# What is being asked
Find out how many lines in the records have the string "manager" in them, and state only that number.

*** Material for this task Section Begins ***

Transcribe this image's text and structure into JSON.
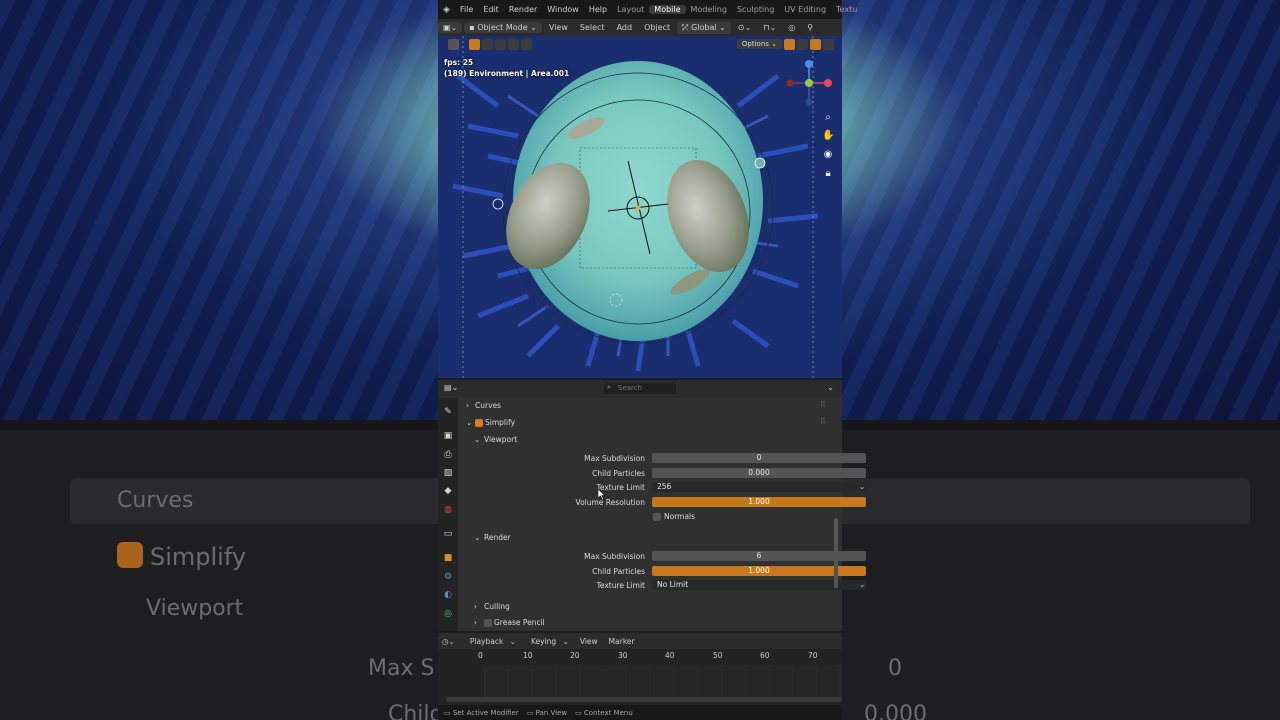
{
  "topbar": {
    "menus": [
      "File",
      "Edit",
      "Render",
      "Window",
      "Help"
    ],
    "workspaces": [
      "Layout",
      "Mobile",
      "Modeling",
      "Sculpting",
      "UV Editing",
      "Textu"
    ],
    "active_workspace": "Mobile"
  },
  "viewport_header": {
    "mode": "Object Mode",
    "menus": [
      "View",
      "Select",
      "Add",
      "Object"
    ],
    "orientation": "Global",
    "options": "Options"
  },
  "viewport": {
    "fps": "fps: 25",
    "info": "(189) Environment | Area.001"
  },
  "properties": {
    "search_placeholder": "Search",
    "curves": "Curves",
    "simplify": "Simplify",
    "viewport_section": "Viewport",
    "viewport_fields": [
      {
        "label": "Max Subdivision",
        "value": "0"
      },
      {
        "label": "Child Particles",
        "value": "0.000"
      },
      {
        "label": "Texture Limit",
        "value": "256"
      },
      {
        "label": "Volume Resolution",
        "value": "1.000"
      }
    ],
    "normals": "Normals",
    "render_section": "Render",
    "render_fields": [
      {
        "label": "Max Subdivision",
        "value": "6"
      },
      {
        "label": "Child Particles",
        "value": "1.000"
      },
      {
        "label": "Texture Limit",
        "value": "No Limit"
      }
    ],
    "culling": "Culling",
    "grease_pencil": "Grease Pencil"
  },
  "timeline": {
    "menus": [
      "Playback",
      "Keying",
      "View",
      "Marker"
    ],
    "ticks": [
      "0",
      "10",
      "20",
      "30",
      "40",
      "50",
      "60",
      "70"
    ]
  },
  "statusbar": {
    "items": [
      "Set Active Modifier",
      "Pan View",
      "Context Menu"
    ]
  },
  "background": {
    "curves": "Curves",
    "simplify": "Simplify",
    "viewport": "Viewport",
    "max": "Max S",
    "child": "Child",
    "zero": "0",
    "zeros": "0.000"
  },
  "colors": {
    "accent": "#c6781b",
    "active_tab": "#3a3a3a"
  }
}
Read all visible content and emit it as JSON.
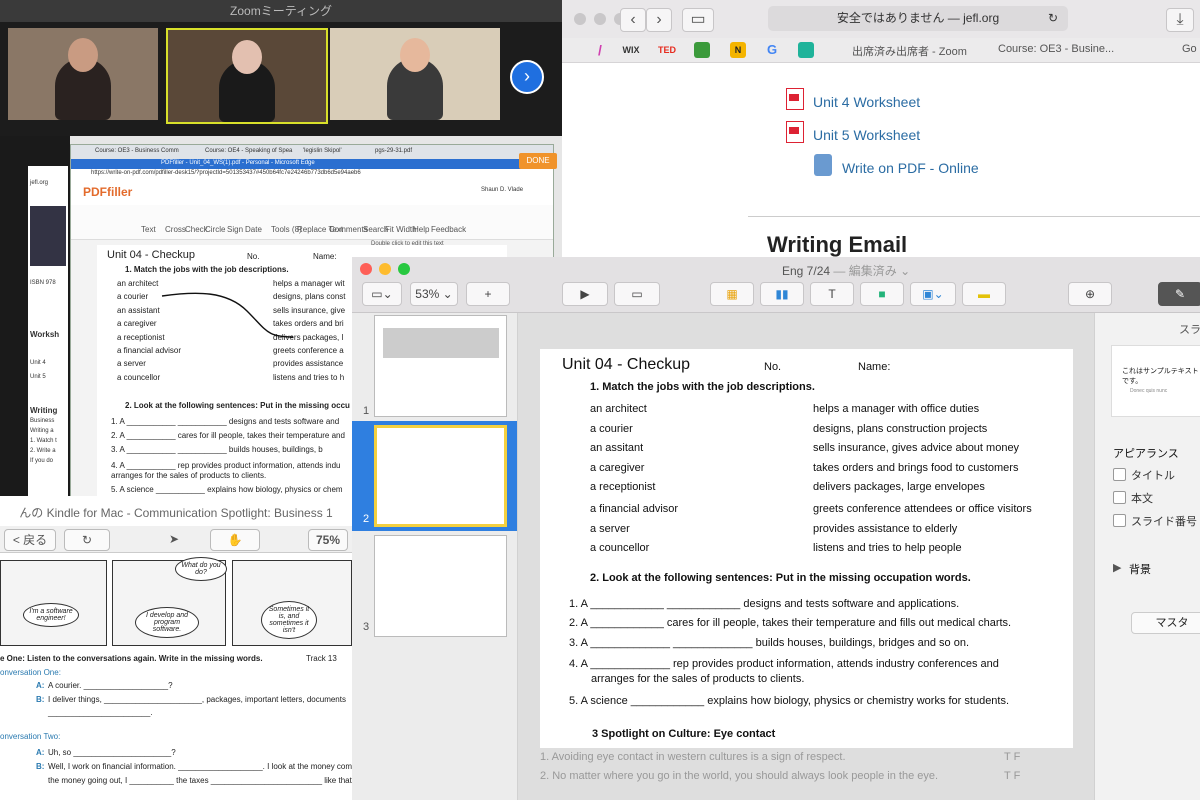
{
  "zoom": {
    "title": "Zoomミーティング"
  },
  "safari": {
    "security": "安全ではありません — jefl.org",
    "tabs": [
      "出席済み出席者 - Zoom",
      "Course: OE3 - Busine...",
      "Go"
    ],
    "fav_labels": [
      "WIX",
      "TED"
    ],
    "links": [
      "Unit 4 Worksheet",
      "Unit 5 Worksheet",
      "Write on PDF - Online"
    ],
    "heading": "Writing Email"
  },
  "edge": {
    "tabs": [
      "Course: OE3 - Business Comm",
      "Course: OE4 - Speaking of Spea",
      "'legislin Skipol'",
      "pgs-29-31.pdf"
    ],
    "url": "https://write-on-pdf.com/pdfiller-desk15/?projectId=501353437#450b64fc7e24246b773db6d5e94aeb6",
    "window_title": "PDFfiller - Unit_04_WS(1).pdf - Personal - Microsoft Edge",
    "brand": "PDFfiller",
    "done": "DONE",
    "tools": [
      "Text",
      "Cross",
      "Check",
      "Circle",
      "Sign",
      "Date",
      "Tools (8)",
      "Replace Text",
      "Comments",
      "Search",
      "Fit Width",
      "Help",
      "Feedback"
    ],
    "hint": "Double click to edit this text",
    "user": "Shaun D. Vlade",
    "doc": {
      "title": "Unit 04 - Checkup",
      "no": "No.",
      "name": "Name:",
      "q1": "1.    Match the jobs with the job descriptions.",
      "jobs": [
        "an architect",
        "a courier",
        "an assistant",
        "a caregiver",
        "a receptionist",
        "a financial advisor",
        "a server",
        "a councellor"
      ],
      "descs": [
        "helps a manager wit",
        "designs, plans const",
        "sells insurance, give",
        "takes orders and bri",
        "delivers packages, l",
        "greets conference a",
        "provides assistance",
        "listens and tries to h"
      ],
      "q2": "2.    Look at the following sentences:  Put in the missing occu",
      "s": [
        "1.  A ___________  ___________  designs and tests software and",
        "2.  A ___________  cares for ill people, takes their temperature and",
        "3.  A ___________  ___________  builds houses, buildings, b",
        "4.  A ___________  rep provides product information, attends indu",
        "     arranges for the sales of products to clients.",
        "5.  A  science  ___________  explains how biology, physics or chem"
      ]
    },
    "side": [
      "jefl.org",
      "ISBN 978",
      "Worksh",
      "Unit 4",
      "Unit 5",
      "Writing",
      "Business",
      "Writing a",
      "1. Watch t",
      "2. Write a",
      "If you do"
    ]
  },
  "kindle": {
    "title": "んの Kindle for Mac - Communication Spotlight: Business 1",
    "back": "< 戻る",
    "zoom": "75%",
    "bubbles": [
      "I'm a software engineer!",
      "What do you do?",
      "I develop and program software.",
      "Sometimes it is, and sometimes it isn't"
    ],
    "instr": "e One: Listen to the conversations again. Write in the missing words.",
    "track": "Track 13",
    "conv1": "onversation One:",
    "a1": "A courier. ___________________?",
    "b1": "I deliver things, ______________________, packages, important letters, documents",
    "b1b": "_______________________.",
    "conv2": "onversation Two:",
    "a2": "Uh, so ______________________?",
    "b2": "Well, I work on financial information. ___________________. I look at the money coming in,",
    "b2b": "the money going out, I __________ the taxes _________________________ like that."
  },
  "keynote": {
    "title": "Eng 7/24",
    "status": "— 編集済み",
    "zoom": "53%",
    "slide_nums": [
      "1",
      "2",
      "3"
    ],
    "slide": {
      "title": "Unit 04 - Checkup",
      "no": "No.",
      "name": "Name:",
      "q1": "1.    Match the jobs with the job descriptions.",
      "jobs": [
        "an architect",
        "a courier",
        "an assitant",
        "a caregiver",
        "a receptionist",
        "a financial advisor",
        "a server",
        "a councellor"
      ],
      "descs": [
        "helps a manager with office duties",
        "designs, plans construction projects",
        "sells insurance, gives advice about money",
        "takes orders and brings food to customers",
        "delivers packages, large envelopes",
        "greets conference attendees or office visitors",
        "provides assistance to elderly",
        "listens and tries to help people"
      ],
      "q2": "2.     Look at the following sentences:  Put in the missing occupation words.",
      "s1": "1.  A ____________  ____________  designs and tests software and applications.",
      "s2": "2.  A ____________   cares for ill people, takes their temperature and fills out medical charts.",
      "s3": "3.  A _____________   _____________   builds houses, buildings, bridges and so on.",
      "s4": "4.  A _____________   rep provides product information, attends industry conferences and",
      "s4b": "arranges for the sales of products to clients.",
      "s5": "5.  A  science  ____________ explains how biology, physics or chemistry works for students.",
      "q3": "3     Spotlight on Culture: Eye contact"
    },
    "notes": [
      "1. Avoiding eye contact in western cultures is a sign of respect.",
      "2. No matter where you go in the world, you should always look people in the eye."
    ],
    "tf": "T     F",
    "inspector": {
      "tab": "スラ",
      "sample": "これはサンプルテキストです。",
      "sample_sub": "Donec quis nunc",
      "appearance": "アピアランス",
      "opts": [
        "タイトル",
        "本文",
        "スライド番号"
      ],
      "bg": "背景",
      "master": "マスタ"
    }
  }
}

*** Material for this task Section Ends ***

# Written answer
2